As the most popular English language assessment test in the world, the TOEFL (Test of English as a Foreign Language) is the proverbial 800-pound gorilla in English language exam market. Since more than 8,500 colleges and universities – not to mention quite a few immigration departments – accept the results of the TOEFL it is the natural place to start our overview of English proficiency exams.
What is the TOEFL and what makes it unique?
The TOEFL is designed to measure the ability of non-native English speakers to read, write, speak, and listen to English in both academic and non-academic situations. Its most recent iteration, the TOEFL iBT, is unique for several reasons. Not only is it, as its name suggests, an internet-based test, but also, unlike the paper-based version of the exam (which is still offered at select testing sites), many of the sections in TOEFL iBT contain integrated tasks. That means that the test contains sections which requite the test taker to combine several disparate language skills in order to complete a single task. One of the exam’s two essay sections, for example, asks candidates to respond in essay form to related reading and listening passages.
How is the TOEFL scored?
Each section of the TOEFL is scored separately on a scale of 0-30. While each section score is itself reported on a given score report, each score report also includes a composite score that, as the sum of each of the four sections, ranges from 0 to 120. What constitutes a “good” score varies from school to school and department to department.
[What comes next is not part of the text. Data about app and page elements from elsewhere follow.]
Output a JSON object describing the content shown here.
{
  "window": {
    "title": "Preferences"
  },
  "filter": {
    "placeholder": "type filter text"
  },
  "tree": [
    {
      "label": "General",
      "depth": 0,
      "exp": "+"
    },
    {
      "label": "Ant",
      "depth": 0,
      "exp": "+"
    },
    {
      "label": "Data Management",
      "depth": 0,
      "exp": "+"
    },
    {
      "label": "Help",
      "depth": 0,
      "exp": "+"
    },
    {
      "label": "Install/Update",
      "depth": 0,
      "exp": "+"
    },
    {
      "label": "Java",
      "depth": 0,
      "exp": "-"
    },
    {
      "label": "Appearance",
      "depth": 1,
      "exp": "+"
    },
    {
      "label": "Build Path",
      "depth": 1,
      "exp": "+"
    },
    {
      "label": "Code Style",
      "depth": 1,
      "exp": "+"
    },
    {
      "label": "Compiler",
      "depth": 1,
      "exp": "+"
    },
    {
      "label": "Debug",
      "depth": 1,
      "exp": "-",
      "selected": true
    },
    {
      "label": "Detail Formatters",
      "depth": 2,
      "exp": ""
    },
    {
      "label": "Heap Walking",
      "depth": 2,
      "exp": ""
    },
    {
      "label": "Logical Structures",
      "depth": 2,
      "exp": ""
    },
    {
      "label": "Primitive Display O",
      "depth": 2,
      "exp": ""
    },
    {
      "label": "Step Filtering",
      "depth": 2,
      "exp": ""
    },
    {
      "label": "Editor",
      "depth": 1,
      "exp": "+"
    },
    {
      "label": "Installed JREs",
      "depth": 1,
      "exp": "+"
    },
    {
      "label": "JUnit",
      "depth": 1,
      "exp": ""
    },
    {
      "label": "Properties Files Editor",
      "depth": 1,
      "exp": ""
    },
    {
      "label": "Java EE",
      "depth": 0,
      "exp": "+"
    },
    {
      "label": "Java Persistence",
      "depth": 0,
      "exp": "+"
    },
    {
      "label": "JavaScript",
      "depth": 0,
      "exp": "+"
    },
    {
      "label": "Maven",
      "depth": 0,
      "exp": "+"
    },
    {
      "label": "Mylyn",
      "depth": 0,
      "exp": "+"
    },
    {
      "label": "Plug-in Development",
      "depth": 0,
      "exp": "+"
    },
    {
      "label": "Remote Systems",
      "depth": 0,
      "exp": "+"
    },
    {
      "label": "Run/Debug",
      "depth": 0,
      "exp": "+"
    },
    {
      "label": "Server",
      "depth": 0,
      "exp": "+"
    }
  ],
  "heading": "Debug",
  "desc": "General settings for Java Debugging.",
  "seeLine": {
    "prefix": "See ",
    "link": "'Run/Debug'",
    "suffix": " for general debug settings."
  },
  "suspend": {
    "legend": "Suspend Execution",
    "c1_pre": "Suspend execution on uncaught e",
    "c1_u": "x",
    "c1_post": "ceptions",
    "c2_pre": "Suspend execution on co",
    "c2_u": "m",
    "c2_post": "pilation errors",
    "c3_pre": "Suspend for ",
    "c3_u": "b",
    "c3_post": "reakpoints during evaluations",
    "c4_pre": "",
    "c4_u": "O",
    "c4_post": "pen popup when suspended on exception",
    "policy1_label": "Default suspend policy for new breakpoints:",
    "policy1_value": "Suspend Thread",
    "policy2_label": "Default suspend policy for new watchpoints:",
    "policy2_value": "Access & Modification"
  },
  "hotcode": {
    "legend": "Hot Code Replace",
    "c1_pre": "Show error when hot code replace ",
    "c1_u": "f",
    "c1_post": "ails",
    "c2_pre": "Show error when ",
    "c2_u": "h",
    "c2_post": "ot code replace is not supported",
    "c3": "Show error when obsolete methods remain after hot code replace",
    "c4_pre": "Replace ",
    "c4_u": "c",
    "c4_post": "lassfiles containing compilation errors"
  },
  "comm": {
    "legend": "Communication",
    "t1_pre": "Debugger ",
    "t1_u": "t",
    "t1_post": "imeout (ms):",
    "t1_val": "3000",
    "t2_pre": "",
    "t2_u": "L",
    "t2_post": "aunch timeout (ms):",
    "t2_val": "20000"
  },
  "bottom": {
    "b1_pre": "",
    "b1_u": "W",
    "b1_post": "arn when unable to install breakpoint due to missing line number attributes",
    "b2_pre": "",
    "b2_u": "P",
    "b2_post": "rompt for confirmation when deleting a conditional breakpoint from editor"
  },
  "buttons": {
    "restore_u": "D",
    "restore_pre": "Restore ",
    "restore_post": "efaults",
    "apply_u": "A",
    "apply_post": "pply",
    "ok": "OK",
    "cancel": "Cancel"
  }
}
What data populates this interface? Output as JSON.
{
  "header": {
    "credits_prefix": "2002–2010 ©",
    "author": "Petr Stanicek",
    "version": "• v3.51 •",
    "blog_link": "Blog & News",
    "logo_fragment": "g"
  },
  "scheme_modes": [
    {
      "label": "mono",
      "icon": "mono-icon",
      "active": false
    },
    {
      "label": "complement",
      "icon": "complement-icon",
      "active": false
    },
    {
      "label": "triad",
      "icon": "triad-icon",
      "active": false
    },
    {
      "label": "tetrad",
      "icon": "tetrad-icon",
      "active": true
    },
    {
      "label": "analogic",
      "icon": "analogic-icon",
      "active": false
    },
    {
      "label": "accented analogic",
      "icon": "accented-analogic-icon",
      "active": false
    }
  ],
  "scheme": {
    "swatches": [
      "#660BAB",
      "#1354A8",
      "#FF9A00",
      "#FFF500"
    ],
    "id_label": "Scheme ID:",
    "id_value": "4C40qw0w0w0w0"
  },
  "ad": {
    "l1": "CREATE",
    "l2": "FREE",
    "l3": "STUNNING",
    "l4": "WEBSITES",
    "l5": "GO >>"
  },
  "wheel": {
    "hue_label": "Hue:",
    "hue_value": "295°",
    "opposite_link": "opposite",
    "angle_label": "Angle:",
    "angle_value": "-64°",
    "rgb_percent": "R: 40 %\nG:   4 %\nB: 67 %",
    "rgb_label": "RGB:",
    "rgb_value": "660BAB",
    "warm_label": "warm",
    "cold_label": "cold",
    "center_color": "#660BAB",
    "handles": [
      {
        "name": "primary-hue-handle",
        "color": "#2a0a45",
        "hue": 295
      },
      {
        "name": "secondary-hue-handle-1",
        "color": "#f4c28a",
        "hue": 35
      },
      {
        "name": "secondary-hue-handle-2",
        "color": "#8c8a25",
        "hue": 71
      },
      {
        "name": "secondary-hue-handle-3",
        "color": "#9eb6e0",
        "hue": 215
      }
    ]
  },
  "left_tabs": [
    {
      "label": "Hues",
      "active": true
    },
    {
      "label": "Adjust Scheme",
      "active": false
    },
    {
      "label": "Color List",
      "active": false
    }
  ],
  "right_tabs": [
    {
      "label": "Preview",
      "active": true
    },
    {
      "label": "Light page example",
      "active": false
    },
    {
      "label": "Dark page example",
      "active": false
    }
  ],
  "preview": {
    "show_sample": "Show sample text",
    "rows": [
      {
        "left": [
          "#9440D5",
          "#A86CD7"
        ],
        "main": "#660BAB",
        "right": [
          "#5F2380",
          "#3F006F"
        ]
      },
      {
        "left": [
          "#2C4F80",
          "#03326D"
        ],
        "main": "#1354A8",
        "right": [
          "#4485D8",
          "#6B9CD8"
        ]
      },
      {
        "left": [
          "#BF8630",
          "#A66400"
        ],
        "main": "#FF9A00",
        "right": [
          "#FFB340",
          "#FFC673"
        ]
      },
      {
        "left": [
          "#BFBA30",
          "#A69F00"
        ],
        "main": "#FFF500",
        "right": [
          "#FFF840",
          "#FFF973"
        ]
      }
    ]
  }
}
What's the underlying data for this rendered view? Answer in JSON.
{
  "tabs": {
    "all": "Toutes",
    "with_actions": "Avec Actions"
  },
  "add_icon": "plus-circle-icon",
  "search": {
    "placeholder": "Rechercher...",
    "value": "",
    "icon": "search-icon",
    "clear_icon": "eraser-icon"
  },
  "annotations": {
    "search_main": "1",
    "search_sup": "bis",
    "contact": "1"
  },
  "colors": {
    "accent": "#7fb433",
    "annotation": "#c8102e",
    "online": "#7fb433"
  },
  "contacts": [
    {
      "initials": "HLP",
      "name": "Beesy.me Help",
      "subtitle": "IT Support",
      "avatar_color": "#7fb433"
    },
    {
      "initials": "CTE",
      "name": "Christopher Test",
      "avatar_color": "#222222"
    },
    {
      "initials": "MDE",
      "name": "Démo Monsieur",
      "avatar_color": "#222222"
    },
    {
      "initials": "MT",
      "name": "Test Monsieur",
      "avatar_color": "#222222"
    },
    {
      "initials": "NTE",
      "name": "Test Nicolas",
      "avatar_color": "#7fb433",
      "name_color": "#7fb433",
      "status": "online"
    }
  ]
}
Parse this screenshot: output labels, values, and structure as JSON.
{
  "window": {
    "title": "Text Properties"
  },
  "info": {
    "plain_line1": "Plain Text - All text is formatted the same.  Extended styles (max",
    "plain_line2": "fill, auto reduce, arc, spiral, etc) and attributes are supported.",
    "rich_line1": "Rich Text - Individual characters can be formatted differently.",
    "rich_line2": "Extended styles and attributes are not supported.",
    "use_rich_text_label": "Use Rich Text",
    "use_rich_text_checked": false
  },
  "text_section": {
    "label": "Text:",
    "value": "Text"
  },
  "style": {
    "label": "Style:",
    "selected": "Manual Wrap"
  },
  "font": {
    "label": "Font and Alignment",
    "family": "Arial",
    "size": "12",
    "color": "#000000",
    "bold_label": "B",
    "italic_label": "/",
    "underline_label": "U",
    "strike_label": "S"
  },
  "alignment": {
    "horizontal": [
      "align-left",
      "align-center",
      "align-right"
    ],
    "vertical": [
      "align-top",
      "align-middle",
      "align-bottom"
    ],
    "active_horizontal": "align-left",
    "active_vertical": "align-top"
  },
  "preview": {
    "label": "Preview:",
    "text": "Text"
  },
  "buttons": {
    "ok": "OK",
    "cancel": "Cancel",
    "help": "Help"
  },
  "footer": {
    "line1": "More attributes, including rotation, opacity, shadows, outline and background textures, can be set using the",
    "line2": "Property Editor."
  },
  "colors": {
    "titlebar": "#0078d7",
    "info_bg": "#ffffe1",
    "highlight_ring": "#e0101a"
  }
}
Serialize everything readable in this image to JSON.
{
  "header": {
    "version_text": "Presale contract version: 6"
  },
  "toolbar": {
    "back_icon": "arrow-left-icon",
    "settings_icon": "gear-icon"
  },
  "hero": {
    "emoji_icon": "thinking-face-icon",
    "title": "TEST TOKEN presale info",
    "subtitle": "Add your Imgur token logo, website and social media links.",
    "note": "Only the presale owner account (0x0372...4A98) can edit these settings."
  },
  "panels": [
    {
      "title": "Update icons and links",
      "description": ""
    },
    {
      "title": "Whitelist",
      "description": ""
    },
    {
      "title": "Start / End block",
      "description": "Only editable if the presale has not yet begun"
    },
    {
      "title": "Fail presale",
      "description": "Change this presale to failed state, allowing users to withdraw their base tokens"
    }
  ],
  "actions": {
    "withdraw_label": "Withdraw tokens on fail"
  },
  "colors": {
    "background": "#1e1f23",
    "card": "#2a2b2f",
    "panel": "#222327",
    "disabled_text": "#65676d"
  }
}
While many organizations are looking for a minimum composite score, some require section minimums, and still others utilize a combination of the two.
Where can I take the exam and how do I register?
The TOEFL exam is administered at testing centers around the world on upwards of 30 dates a year. For more information about a place and time that would be convenient for you, visit the TOEFL registration page.